Restate, word for word, every line of the data.

• • • • •

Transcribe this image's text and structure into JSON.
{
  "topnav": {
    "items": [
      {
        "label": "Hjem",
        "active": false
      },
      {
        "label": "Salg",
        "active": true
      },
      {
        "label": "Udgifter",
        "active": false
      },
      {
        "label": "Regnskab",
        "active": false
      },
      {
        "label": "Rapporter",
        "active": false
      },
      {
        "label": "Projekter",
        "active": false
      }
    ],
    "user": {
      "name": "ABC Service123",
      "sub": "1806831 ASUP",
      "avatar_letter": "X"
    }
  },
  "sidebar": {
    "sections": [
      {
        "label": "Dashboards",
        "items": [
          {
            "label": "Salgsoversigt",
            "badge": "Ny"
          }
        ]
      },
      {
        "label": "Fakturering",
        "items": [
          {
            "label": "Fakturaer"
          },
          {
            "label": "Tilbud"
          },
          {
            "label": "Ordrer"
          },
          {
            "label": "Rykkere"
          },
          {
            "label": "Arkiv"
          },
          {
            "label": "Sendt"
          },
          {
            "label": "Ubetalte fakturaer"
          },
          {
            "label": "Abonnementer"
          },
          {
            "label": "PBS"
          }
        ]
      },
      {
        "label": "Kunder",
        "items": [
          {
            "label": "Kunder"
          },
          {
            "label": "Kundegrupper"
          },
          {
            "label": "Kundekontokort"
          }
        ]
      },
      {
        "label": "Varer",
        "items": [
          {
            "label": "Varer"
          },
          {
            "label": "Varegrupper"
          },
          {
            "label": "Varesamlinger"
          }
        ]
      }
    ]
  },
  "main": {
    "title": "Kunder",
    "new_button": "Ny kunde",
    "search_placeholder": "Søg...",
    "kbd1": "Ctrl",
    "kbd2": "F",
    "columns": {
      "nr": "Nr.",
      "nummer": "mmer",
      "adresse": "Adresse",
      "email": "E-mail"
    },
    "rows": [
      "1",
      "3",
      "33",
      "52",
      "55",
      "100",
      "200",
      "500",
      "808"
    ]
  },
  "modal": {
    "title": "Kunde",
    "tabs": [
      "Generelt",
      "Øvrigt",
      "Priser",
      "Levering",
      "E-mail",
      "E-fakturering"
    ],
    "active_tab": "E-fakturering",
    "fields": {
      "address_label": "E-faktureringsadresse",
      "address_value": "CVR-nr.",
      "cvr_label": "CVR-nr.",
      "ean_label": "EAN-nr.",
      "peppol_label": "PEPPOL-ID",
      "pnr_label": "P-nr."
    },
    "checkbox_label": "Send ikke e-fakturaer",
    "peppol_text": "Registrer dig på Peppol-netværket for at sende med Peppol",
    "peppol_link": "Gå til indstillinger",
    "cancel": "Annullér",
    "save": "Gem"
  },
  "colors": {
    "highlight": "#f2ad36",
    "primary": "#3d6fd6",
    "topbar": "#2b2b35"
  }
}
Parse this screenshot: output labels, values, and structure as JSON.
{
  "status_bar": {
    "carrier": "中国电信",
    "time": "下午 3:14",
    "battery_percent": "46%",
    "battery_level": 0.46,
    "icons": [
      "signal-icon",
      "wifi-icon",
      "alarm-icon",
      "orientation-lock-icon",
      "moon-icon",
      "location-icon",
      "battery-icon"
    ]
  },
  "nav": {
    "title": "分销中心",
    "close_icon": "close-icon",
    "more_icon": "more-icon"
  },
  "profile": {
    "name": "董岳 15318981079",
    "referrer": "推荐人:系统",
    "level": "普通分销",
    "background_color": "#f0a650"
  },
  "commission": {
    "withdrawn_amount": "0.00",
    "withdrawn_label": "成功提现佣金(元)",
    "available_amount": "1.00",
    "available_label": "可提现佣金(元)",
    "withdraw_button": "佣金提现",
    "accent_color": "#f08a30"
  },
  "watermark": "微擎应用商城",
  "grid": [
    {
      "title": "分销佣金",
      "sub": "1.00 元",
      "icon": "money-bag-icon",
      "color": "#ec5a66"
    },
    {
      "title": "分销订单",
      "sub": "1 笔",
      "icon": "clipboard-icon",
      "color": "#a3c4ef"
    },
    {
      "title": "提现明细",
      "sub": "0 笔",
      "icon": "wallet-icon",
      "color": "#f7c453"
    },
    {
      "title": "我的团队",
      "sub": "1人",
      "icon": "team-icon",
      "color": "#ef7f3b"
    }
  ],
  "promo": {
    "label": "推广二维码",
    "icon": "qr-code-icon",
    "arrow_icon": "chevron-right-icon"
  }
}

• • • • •

**ANSWER FOR THE TASK**
Transcribe this image's text and structure into JSON.
{
  "topnav": {
    "items": [
      {
        "label": "Hjem",
        "active": false
      },
      {
        "label": "Salg",
        "active": true
      },
      {
        "label": "Udgifter",
        "active": false
      },
      {
        "label": "Regnskab",
        "active": false
      },
      {
        "label": "Rapporter",
        "active": false
      },
      {
        "label": "Projekter",
        "active": false
      }
    ],
    "user": {
      "name": "ABC Service123",
      "sub": "1806831 ASUP",
      "avatar_letter": "X"
    }
  },
  "sidebar": {
    "sections": [
      {
        "label": "Dashboards",
        "items": [
          {
            "label": "Salgsoversigt",
            "badge": "Ny"
          }
        ]
      },
      {
        "label": "Fakturering",
        "items": [
          {
            "label": "Fakturaer"
          },
          {
            "label": "Tilbud"
          },
          {
            "label": "Ordrer"
          },
          {
            "label": "Rykkere"
          },
          {
            "label": "Arkiv"
          },
          {
            "label": "Sendt"
          },
          {
            "label": "Ubetalte fakturaer"
          },
          {
            "label": "Abonnementer"
          },
          {
            "label": "PBS"
          }
        ]
      },
      {
        "label": "Kunder",
        "items": [
          {
            "label": "Kunder"
          },
          {
            "label": "Kundegrupper"
          },
          {
            "label": "Kundekontokort"
          }
        ]
      },
      {
        "label": "Varer",
        "items": [
          {
            "label": "Varer"
          },
          {
            "label": "Varegrupper"
          },
          {
            "label": "Varesamlinger"
          }
        ]
      }
    ]
  },
  "main": {
    "title": "Kunder",
    "new_button": "Ny kunde",
    "search_placeholder": "Søg...",
    "kbd1": "Ctrl",
    "kbd2": "F",
    "columns": {
      "nr": "Nr.",
      "nummer": "mmer",
      "adresse": "Adresse",
      "email": "E-mail"
    },
    "rows": [
      "1",
      "3",
      "33",
      "52",
      "55",
      "100",
      "200",
      "500",
      "808"
    ]
  },
  "modal": {
    "title": "Kunde",
    "tabs": [
      "Generelt",
      "Øvrigt",
      "Priser",
      "Levering",
      "E-mail",
      "E-fakturering"
    ],
    "active_tab": "E-fakturering",
    "fields": {
      "address_label": "E-faktureringsadresse",
      "address_value": "CVR-nr.",
      "cvr_label": "CVR-nr.",
      "ean_label": "EAN-nr.",
      "peppol_label": "PEPPOL-ID",
      "pnr_label": "P-nr."
    },
    "checkbox_label": "Send ikke e-fakturaer",
    "peppol_text": "Registrer dig på Peppol-netværket for at sende med Peppol",
    "peppol_link": "Gå til indstillinger",
    "cancel": "Annullér",
    "save": "Gem"
  },
  "colors": {
    "highlight": "#f2ad36",
    "primary": "#3d6fd6",
    "topbar": "#2b2b35"
  }
}
Parse this screenshot: output labels, values, and structure as JSON.
{
  "status_bar": {
    "carrier": "中国电信",
    "time": "下午 3:14",
    "battery_percent": "46%",
    "battery_level": 0.46,
    "icons": [
      "signal-icon",
      "wifi-icon",
      "alarm-icon",
      "orientation-lock-icon",
      "moon-icon",
      "location-icon",
      "battery-icon"
    ]
  },
  "nav": {
    "title": "分销中心",
    "close_icon": "close-icon",
    "more_icon": "more-icon"
  },
  "profile": {
    "name": "董岳 15318981079",
    "referrer": "推荐人:系统",
    "level": "普通分销",
    "background_color": "#f0a650"
  },
  "commission": {
    "withdrawn_amount": "0.00",
    "withdrawn_label": "成功提现佣金(元)",
    "available_amount": "1.00",
    "available_label": "可提现佣金(元)",
    "withdraw_button": "佣金提现",
    "accent_color": "#f08a30"
  },
  "watermark": "微擎应用商城",
  "grid": [
    {
      "title": "分销佣金",
      "sub": "1.00 元",
      "icon": "money-bag-icon",
      "color": "#ec5a66"
    },
    {
      "title": "分销订单",
      "sub": "1 笔",
      "icon": "clipboard-icon",
      "color": "#a3c4ef"
    },
    {
      "title": "提现明细",
      "sub": "0 笔",
      "icon": "wallet-icon",
      "color": "#f7c453"
    },
    {
      "title": "我的团队",
      "sub": "1人",
      "icon": "team-icon",
      "color": "#ef7f3b"
    }
  ],
  "promo": {
    "label": "推广二维码",
    "icon": "qr-code-icon",
    "arrow_icon": "chevron-right-icon"
  }
}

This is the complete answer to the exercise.